An exotic beetle that destroys ash trees could spread from the Great Lakes states across the east-central United States within the next two decades, federal agriculture officials said Tuesday.
The emerald ash borer already has infested trees in more than 1,200 cities and townships in Michigan, Indiana, Illinois and Ohio, said Philip Bell, the U.S. Department of Agriculture’s Animal and Plant Health Inspection Service regional manager for the beetle.
If no action is taken to stop it, the beetle could infest more than 12,000 municipalities from Minnesota to North Carolina by 2027, he told the state Senate environmental and Assembly forestry committees during a joint hearing.
The UDSA hopes to contain the beetle in the Great Lake states and eventually wipe it out, Bell said. Wisconsin remains beetle-free but has been testing for the creature and preparing responses, making the state a great place to make a stand, Bell said.
State Rep. Frank Boyle, D-Superior, a forestry committee member, said it’s inevitable the borer will invade Wisconsin. He wondered whether loggers and landowners should start cutting down their ash trees now and sell them while they’re still worth something.
The emerald ash borer is a tiny, metallic green beetle that feeds on the layer of wood just beneath the bark of the ash tree, cutting off water and nutrients and killing the tree.
The bug, native to Asia, was first discovered in the Detroit area in 2002. Authorities say it probably arrived in wood packing crates.
The beetle could destroy the 717 million ash trees in Wisconsin’s rural forests and 5.4 million ash trees along streets, resulting in a loss of up to $4 billion, said Jane Cummings Carlson, the state Department of Natural Resources’ forest health protection coordinator.
Walker and Cummings Carlson outlined several additional facets in the state’s plan to combat the beetle, including:
* Warning people who live in Minneapolis and Chicago and own cabins in Wisconsin not to bring in firewood from out-of-state.
* Encouraging landowners to think about thinning their ash trees when pruning.
* Monitoring research on the beetle and looking for any ash species that might prove resistant to the beetle.
* Using pesticides.
* Preserving ash tree seeds for replanting if the beetle wipes out large numbers of trees.
* Chopping down infected stands.

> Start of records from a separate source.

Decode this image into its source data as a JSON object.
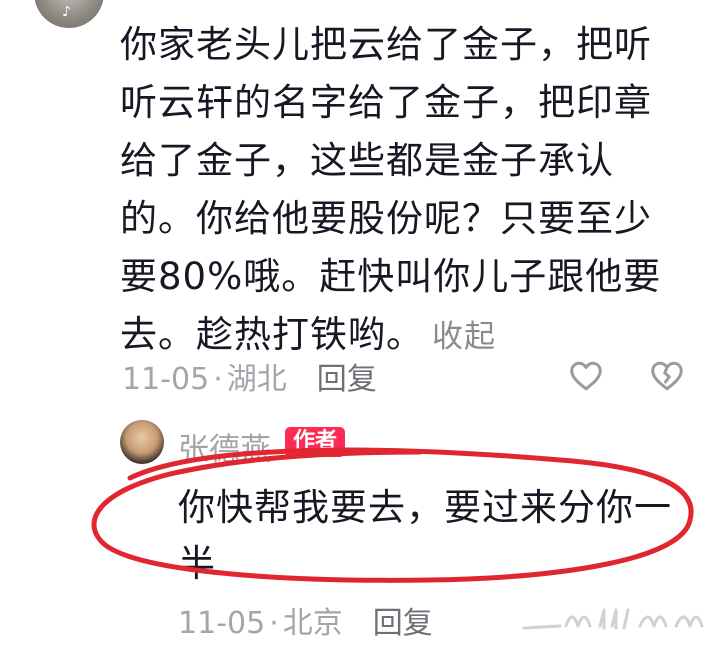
{
  "comment": {
    "lines": [
      "你家老头儿把云给了金子，把听",
      "听云轩的名字给了金子，把印章",
      "给了金子，这些都是金子承认",
      "的。你给他要股份呢？只要至少",
      "要80%哦。赶快叫你儿子跟他要",
      "去。趁热打铁哟。"
    ],
    "collapse_label": "收起",
    "date": "11-05",
    "location": "湖北",
    "reply_label": "回复",
    "icons": {
      "like": "heart-outline-icon",
      "dislike": "broken-heart-outline-icon"
    }
  },
  "reply": {
    "author": "张德燕",
    "author_badge": "作者",
    "lines": [
      "你快帮我要去，要过来分你一",
      "半"
    ],
    "date": "11-05",
    "location": "北京",
    "reply_label": "回复"
  },
  "annotation": {
    "color": "#e0262f"
  },
  "colors": {
    "text": "#161823",
    "meta": "#a4a5aa",
    "badge": "#fe2c55"
  }
}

The hearing comes after word broke that government inspectors found two Menards home improvement stores in southern Wisconsin didn’t immediately comply with a recall order to return thousands of bundles of firewood from an Illinois supplier in keeping with the federal quarantine. Bell called the incident a wake-up called but said “we got it stopped.”